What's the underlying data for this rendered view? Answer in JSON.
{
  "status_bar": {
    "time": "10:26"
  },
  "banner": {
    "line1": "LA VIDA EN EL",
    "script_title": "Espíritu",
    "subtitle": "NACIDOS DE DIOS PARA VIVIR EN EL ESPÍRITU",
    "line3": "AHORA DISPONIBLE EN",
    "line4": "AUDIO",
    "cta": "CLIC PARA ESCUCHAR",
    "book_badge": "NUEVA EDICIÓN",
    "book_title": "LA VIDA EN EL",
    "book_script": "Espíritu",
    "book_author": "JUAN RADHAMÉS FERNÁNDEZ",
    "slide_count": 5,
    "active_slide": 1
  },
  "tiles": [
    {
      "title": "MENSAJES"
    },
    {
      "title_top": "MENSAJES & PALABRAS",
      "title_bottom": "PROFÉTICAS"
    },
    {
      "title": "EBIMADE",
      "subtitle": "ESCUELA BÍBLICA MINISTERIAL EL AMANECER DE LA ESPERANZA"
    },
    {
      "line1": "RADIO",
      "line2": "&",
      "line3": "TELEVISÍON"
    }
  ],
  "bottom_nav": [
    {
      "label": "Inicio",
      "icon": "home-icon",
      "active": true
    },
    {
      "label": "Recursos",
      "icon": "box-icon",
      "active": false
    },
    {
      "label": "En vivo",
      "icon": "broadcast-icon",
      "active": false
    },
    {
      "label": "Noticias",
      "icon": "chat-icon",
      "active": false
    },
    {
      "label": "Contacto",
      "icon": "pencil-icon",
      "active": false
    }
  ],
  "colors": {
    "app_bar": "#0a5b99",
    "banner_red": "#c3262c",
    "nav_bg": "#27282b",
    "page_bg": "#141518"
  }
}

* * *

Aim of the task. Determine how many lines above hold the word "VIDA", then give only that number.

Exercise solution. 2